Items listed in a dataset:
────────────────
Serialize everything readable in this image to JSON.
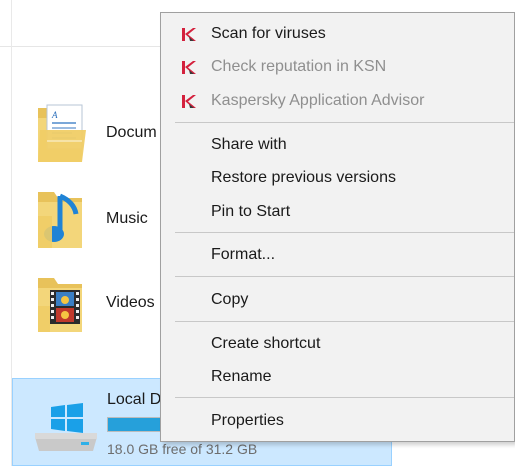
{
  "explorer": {
    "folders": [
      {
        "label": "Docum",
        "icon": "documents-folder-icon"
      },
      {
        "label": "Music",
        "icon": "music-folder-icon"
      },
      {
        "label": "Videos",
        "icon": "videos-folder-icon"
      }
    ],
    "drive": {
      "name": "Local D",
      "free_text": "18.0 GB free of 31.2 GB",
      "used_fraction": 0.42,
      "icon": "windows-drive-icon"
    }
  },
  "context_menu": {
    "items": [
      {
        "label": "Scan for viruses",
        "icon": "kaspersky-icon",
        "enabled": true
      },
      {
        "label": "Check reputation in KSN",
        "icon": "kaspersky-icon",
        "enabled": false
      },
      {
        "label": "Kaspersky Application Advisor",
        "icon": "kaspersky-icon",
        "enabled": false
      },
      {
        "label": "Share with",
        "enabled": true
      },
      {
        "label": "Restore previous versions",
        "enabled": true
      },
      {
        "label": "Pin to Start",
        "enabled": true
      },
      {
        "label": "Format...",
        "enabled": true
      },
      {
        "label": "Copy",
        "enabled": true
      },
      {
        "label": "Create shortcut",
        "enabled": true
      },
      {
        "label": "Rename",
        "enabled": true
      },
      {
        "label": "Properties",
        "enabled": true
      }
    ]
  },
  "colors": {
    "selection_bg": "#cce8ff",
    "menu_bg": "#f2f2f2",
    "progress": "#26a0da",
    "kaspersky_red": "#d4213d"
  }
}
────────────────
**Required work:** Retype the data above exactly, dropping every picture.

**Response to this task:**
Serialize everything readable in this image to JSON.
{
  "explorer": {
    "folders": [
      {
        "label": "Docum",
        "icon": "documents-folder-icon"
      },
      {
        "label": "Music",
        "icon": "music-folder-icon"
      },
      {
        "label": "Videos",
        "icon": "videos-folder-icon"
      }
    ],
    "drive": {
      "name": "Local D",
      "free_text": "18.0 GB free of 31.2 GB",
      "used_fraction": 0.42,
      "icon": "windows-drive-icon"
    }
  },
  "context_menu": {
    "items": [
      {
        "label": "Scan for viruses",
        "icon": "kaspersky-icon",
        "enabled": true
      },
      {
        "label": "Check reputation in KSN",
        "icon": "kaspersky-icon",
        "enabled": false
      },
      {
        "label": "Kaspersky Application Advisor",
        "icon": "kaspersky-icon",
        "enabled": false
      },
      {
        "label": "Share with",
        "enabled": true
      },
      {
        "label": "Restore previous versions",
        "enabled": true
      },
      {
        "label": "Pin to Start",
        "enabled": true
      },
      {
        "label": "Format...",
        "enabled": true
      },
      {
        "label": "Copy",
        "enabled": true
      },
      {
        "label": "Create shortcut",
        "enabled": true
      },
      {
        "label": "Rename",
        "enabled": true
      },
      {
        "label": "Properties",
        "enabled": true
      }
    ]
  },
  "colors": {
    "selection_bg": "#cce8ff",
    "menu_bg": "#f2f2f2",
    "progress": "#26a0da",
    "kaspersky_red": "#d4213d"
  }
}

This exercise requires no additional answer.